[[ DATA TO EXAMINE open ]]
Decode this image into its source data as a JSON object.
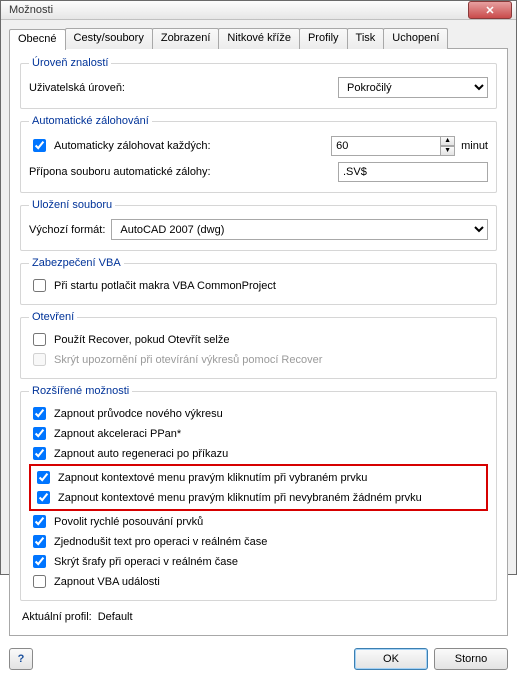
{
  "window": {
    "title": "Možnosti"
  },
  "tabs": [
    "Obecné",
    "Cesty/soubory",
    "Zobrazení",
    "Nitkové kříže",
    "Profily",
    "Tisk",
    "Uchopení"
  ],
  "knowledge": {
    "legend": "Úroveň znalostí",
    "label": "Uživatelská úroveň:",
    "value": "Pokročilý"
  },
  "backup": {
    "legend": "Automatické zálohování",
    "chk_label": "Automaticky zálohovat každých:",
    "interval": "60",
    "unit": "minut",
    "suffix_label": "Přípona souboru automatické zálohy:",
    "suffix_value": ".SV$"
  },
  "save": {
    "legend": "Uložení souboru",
    "label": "Výchozí formát:",
    "value": "AutoCAD 2007 (dwg)"
  },
  "vba": {
    "legend": "Zabezpečení VBA",
    "chk_label": "Při startu potlačit makra VBA CommonProject"
  },
  "open": {
    "legend": "Otevření",
    "chk1": "Použít Recover, pokud Otevřít selže",
    "chk2": "Skrýt upozornění při otevírání výkresů pomocí Recover"
  },
  "ext": {
    "legend": "Rozšířené možnosti",
    "items": [
      "Zapnout průvodce nového výkresu",
      "Zapnout akceleraci PPan*",
      "Zapnout auto regeneraci po příkazu",
      "Zapnout kontextové menu pravým kliknutím při vybraném prvku",
      "Zapnout kontextové menu pravým kliknutím při nevybraném žádném prvku",
      "Povolit rychlé posouvání prvků",
      "Zjednodušit text pro operaci v reálném čase",
      "Skrýt šrafy při operaci v reálném čase",
      "Zapnout VBA události"
    ]
  },
  "profile": {
    "label": "Aktuální profil:",
    "value": "Default"
  },
  "buttons": {
    "help": "?",
    "ok": "OK",
    "cancel": "Storno"
  }
}
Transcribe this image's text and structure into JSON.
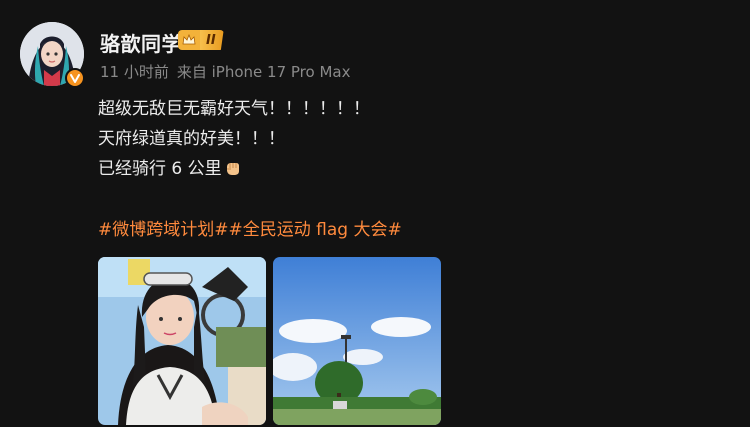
{
  "user": {
    "name": "骆歆同学",
    "level_label": "II",
    "verified_color": "#f6931f",
    "avatar_icon": "avatar-portrait-icon",
    "badge_icon": "crown-icon"
  },
  "meta": {
    "time": "11 小时前",
    "source": "来自 iPhone 17 Pro Max"
  },
  "content": {
    "lines": [
      "超级无敌巨无霸好天气！！！！！！",
      "天府绿道真的好美！！！",
      "已经骑行 6 公里"
    ],
    "trailing_icon": "fist-emoji-icon"
  },
  "tags": [
    "#微博跨域计划#",
    "#全民运动 flag 大会#"
  ],
  "accent_color": "#ff8a3d",
  "photos": [
    {
      "name": "selfie-photo"
    },
    {
      "name": "landscape-photo"
    }
  ]
}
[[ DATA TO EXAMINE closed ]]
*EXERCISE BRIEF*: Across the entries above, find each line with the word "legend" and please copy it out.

*RESULT OF THE TASK*:
    "legend": "Úroveň znalostí",
    "legend": "Automatické zálohování",
    "legend": "Uložení souboru",
    "legend": "Zabezpečení VBA",
    "legend": "Otevření",
    "legend": "Rozšířené možnosti",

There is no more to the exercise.